◆ About this exercise
Return each line of the listing that follows in which the string "Hits" can be found.

◆ Data for the task
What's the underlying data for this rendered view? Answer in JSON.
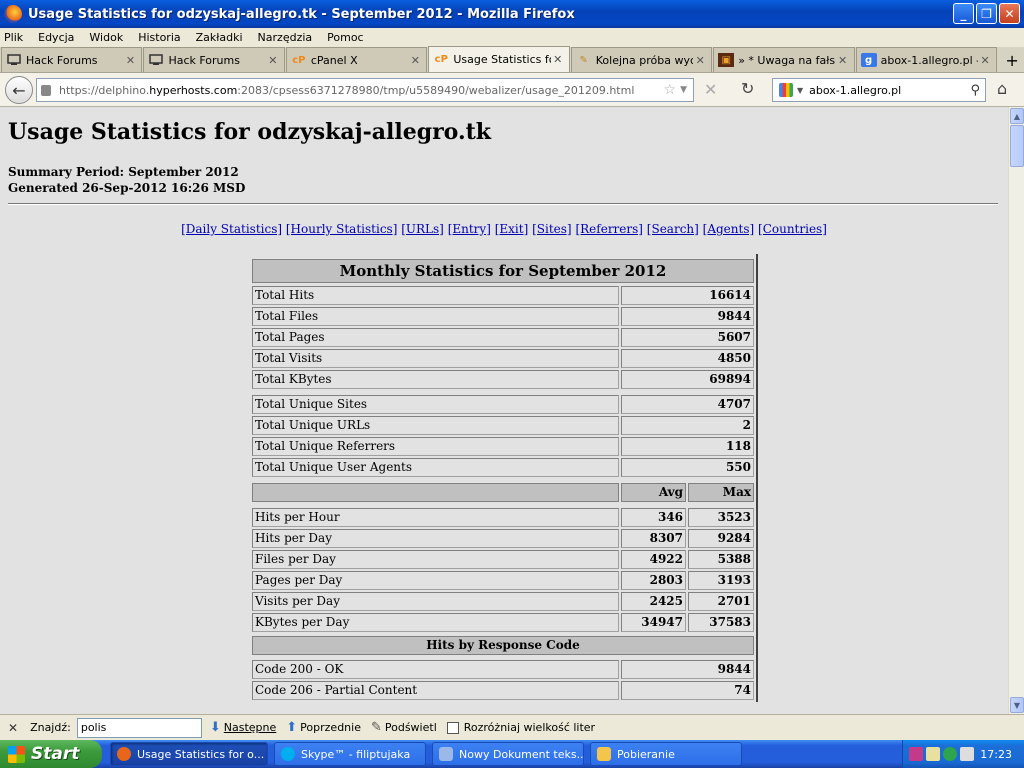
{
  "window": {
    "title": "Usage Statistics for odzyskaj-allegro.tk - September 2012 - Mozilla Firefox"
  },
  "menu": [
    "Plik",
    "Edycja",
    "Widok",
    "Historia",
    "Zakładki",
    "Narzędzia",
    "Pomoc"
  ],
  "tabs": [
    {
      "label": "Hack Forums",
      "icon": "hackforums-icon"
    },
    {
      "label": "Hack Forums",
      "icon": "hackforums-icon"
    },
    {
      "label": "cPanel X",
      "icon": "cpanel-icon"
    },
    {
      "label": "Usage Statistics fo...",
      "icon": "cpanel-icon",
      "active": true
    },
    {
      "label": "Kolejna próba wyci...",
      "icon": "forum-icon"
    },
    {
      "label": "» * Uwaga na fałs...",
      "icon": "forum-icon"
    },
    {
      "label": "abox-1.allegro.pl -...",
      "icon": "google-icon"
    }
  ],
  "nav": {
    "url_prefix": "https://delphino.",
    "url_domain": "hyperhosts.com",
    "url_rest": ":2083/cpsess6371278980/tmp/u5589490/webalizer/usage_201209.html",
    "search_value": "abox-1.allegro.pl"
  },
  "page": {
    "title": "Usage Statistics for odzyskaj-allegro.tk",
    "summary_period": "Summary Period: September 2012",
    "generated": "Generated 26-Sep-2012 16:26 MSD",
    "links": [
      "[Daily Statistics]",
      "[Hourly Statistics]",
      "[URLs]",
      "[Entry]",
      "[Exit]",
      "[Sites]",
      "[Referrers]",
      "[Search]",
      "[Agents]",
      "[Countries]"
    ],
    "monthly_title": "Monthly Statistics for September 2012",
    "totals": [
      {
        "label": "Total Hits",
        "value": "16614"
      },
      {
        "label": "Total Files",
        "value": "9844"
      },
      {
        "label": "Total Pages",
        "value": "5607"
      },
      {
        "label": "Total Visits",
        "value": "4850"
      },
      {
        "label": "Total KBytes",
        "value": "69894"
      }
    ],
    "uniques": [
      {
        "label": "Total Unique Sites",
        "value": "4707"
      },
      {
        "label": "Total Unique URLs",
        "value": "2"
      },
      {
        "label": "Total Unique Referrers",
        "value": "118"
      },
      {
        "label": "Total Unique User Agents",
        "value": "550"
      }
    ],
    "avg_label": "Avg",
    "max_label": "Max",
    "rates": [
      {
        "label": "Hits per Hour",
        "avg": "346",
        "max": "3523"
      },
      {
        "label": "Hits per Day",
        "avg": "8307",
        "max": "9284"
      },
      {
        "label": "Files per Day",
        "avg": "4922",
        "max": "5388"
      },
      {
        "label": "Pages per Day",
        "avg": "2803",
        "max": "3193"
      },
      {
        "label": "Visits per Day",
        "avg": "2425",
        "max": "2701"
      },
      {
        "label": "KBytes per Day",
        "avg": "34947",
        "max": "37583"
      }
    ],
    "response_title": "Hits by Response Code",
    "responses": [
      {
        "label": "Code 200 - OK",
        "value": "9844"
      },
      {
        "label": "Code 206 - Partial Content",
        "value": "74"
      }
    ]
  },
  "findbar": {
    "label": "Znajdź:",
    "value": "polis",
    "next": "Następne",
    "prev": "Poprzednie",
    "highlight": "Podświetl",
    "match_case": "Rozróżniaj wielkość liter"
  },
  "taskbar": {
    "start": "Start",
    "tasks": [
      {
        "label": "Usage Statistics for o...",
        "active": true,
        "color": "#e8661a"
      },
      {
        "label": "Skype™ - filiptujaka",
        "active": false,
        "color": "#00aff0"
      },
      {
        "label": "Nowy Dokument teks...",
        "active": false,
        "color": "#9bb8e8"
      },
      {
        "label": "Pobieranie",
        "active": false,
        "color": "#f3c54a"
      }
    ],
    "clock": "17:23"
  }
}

◆ Task result
        "label": "Total Hits",
        "label": "Hits per Hour",
        "label": "Hits per Day",
    "response_title": "Hits by Response Code",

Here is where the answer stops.